  • Writing: Besides writing magazine features, newspaper articles, a business case, and a graduate school thesis, I’ve been a blogger for more than 10 years and have published more than 1,000 posts in various locations. I have a strong voice, and cranking out 10,000 words is no longer a big deal.
  • Editing: I have worn many editorial hats over the years, from copy editor all the way up to managing editor for The Industry Standard. This helped with catching errors, organizing the text, and coordinating the various elements required for the ebook (for instance, screenshots, text, and front matter). Note that I did ask two other experienced editors and a technical expert to review early drafts before I published, however.
  • Design/Layout: I’ve worked on print layout as a “paginator” for a technology magazine, and have been working with Web layout through blogs and other online work for more than 15 years. I was able to apply this knowledge to the design of the cover as well as the arrangement of text, headings, and images in the body of the document.
  • HTML: I didn’t know this until I looked at the publishing guide for the Kindle, but HTML is actually an important part of some ebook publishing standards. I first learned to code HTML in 1995, so it was not a problem for me to fix some HTML code that Microsoft Word had generated for my Kindle edition.

An ebook for Dropbox users becomes a template for other books?

I could keep on going with this list. Experience with business setup, marketing, even photography all have played a role in getting my first ebook for Dropbox newbies off the ground. It gives me a lot of leeway to experiment, but also made me realize that for future books I may want to outsource certain elements (especially cover design and copy editing).

 

What do people sell on Craigslist?

I have compiled a large dataset of what people are selling on Craigslist. This is for my mobile classifieds startup (UPDATE: the app is no longer available). The small release is from Boston Craigslist only, and it’s only raw percentages.
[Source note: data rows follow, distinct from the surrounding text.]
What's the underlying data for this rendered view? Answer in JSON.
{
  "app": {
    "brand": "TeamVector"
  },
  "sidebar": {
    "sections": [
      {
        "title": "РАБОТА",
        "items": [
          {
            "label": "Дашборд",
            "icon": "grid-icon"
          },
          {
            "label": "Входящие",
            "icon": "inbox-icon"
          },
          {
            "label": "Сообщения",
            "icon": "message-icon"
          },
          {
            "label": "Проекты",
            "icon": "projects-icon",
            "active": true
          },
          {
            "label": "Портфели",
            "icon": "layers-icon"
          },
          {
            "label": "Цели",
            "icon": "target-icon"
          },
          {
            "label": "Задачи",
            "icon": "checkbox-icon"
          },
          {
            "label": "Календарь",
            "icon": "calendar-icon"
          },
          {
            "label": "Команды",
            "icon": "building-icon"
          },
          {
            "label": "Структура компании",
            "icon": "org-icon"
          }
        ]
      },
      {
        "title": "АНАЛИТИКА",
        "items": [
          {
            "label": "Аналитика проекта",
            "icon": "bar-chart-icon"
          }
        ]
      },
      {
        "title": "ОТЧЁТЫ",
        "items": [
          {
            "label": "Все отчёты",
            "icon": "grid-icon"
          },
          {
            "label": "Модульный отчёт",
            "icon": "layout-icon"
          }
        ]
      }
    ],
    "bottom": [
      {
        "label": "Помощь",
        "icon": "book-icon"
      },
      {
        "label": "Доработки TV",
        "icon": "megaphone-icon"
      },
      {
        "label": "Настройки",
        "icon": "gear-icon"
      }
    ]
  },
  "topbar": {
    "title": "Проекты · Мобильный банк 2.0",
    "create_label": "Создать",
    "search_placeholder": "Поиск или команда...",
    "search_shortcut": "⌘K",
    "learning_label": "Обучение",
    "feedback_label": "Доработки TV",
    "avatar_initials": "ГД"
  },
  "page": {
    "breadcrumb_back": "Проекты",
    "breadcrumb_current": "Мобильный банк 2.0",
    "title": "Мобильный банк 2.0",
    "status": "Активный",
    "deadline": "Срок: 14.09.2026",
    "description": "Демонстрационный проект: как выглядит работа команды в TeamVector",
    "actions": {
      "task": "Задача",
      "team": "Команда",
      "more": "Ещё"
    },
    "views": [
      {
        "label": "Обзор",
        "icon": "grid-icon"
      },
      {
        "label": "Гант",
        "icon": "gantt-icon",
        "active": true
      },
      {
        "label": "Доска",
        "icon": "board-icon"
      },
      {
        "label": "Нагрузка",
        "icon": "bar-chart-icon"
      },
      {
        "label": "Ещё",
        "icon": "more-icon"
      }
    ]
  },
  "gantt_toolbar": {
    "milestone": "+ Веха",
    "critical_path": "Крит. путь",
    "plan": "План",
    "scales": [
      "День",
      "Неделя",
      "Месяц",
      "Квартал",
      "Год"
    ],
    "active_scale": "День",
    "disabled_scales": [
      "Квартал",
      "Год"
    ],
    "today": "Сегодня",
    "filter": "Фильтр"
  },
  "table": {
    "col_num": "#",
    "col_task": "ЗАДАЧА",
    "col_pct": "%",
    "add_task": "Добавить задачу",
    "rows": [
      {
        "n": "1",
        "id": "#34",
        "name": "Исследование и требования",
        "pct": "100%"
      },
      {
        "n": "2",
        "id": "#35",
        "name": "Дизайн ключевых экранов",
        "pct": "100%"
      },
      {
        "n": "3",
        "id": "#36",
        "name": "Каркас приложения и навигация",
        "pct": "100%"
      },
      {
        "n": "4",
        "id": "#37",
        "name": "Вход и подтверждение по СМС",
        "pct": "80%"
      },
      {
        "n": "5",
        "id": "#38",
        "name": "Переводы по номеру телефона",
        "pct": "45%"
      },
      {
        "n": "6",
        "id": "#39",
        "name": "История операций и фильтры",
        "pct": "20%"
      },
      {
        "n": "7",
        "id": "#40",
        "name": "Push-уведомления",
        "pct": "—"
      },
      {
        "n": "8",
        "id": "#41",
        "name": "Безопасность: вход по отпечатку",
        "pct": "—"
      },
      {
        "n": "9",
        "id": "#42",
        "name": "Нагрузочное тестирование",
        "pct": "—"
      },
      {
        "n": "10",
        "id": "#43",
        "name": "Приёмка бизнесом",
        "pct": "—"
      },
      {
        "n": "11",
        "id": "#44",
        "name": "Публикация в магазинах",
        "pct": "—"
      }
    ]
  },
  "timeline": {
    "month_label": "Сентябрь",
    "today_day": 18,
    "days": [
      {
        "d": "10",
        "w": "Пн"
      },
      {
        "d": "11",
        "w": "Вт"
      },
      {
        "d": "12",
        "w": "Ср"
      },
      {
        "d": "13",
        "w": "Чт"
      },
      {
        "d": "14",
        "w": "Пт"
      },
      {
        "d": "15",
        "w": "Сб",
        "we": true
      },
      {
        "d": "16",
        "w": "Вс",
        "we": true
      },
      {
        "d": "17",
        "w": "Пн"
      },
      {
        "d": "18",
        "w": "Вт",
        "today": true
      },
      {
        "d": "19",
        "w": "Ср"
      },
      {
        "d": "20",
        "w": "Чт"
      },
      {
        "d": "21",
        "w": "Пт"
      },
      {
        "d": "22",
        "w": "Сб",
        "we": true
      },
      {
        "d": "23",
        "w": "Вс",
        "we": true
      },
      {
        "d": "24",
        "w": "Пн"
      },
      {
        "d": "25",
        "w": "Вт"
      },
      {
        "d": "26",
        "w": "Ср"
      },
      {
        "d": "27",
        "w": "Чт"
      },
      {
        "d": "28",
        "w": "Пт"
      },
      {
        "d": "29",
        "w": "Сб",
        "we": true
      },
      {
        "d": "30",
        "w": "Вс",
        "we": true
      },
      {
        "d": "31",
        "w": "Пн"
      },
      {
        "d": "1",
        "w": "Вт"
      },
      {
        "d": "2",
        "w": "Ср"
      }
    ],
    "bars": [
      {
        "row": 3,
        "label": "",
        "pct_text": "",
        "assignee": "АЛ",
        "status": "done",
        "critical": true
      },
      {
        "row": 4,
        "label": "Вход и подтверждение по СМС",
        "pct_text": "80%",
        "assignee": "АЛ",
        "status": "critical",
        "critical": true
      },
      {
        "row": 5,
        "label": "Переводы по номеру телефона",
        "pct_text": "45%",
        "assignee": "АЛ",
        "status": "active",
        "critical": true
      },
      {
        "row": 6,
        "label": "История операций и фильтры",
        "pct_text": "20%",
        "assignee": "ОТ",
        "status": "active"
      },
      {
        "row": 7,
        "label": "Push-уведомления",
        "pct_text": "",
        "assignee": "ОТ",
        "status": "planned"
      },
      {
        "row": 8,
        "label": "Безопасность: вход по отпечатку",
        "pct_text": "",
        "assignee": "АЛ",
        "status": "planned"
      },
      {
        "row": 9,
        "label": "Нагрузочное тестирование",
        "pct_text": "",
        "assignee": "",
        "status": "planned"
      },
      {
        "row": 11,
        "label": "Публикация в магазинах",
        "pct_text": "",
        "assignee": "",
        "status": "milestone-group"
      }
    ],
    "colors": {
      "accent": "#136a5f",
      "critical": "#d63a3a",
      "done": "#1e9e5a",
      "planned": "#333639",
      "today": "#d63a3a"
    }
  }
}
One interesting finding is how vehicle-related classifieds dominate Craigslist. Another is the huge swings among some categories, depending on what time of the day/week/year the sample is taken. Read the Invantory blog post to learn more.

Craigslist -- online communityI have other Craigslist data as well, including estimates of market size, average price, and data from other times and from other areas. I’ll probably release some of it in the weeks or months to come, but really want to focus on our new software platform for local classifieds.

One interesting fact about the dataset is the connection to my Extension School studies. My ALM thesis was based on a computer content analysis of a news database to discern various policy trends. For many months, I spent my nights and weekends sitting in front of a computer screen, copying and pasting results from the LexisNexis Academic to a gigantic Excel spreadsheet, and then taking sample news articles and subjecting them to a computer content analysis using a software program called Yoshikoder. The Craigslist data was compiled in a similar way. While I didn’t use Yoshikoder this time around, I did perform a manual coding process on the Craigslist Boston data which I used to create market sizing estimates. To learn more about my ALM thesis at the Extension School, google “Harvard Extended” and read the first entry.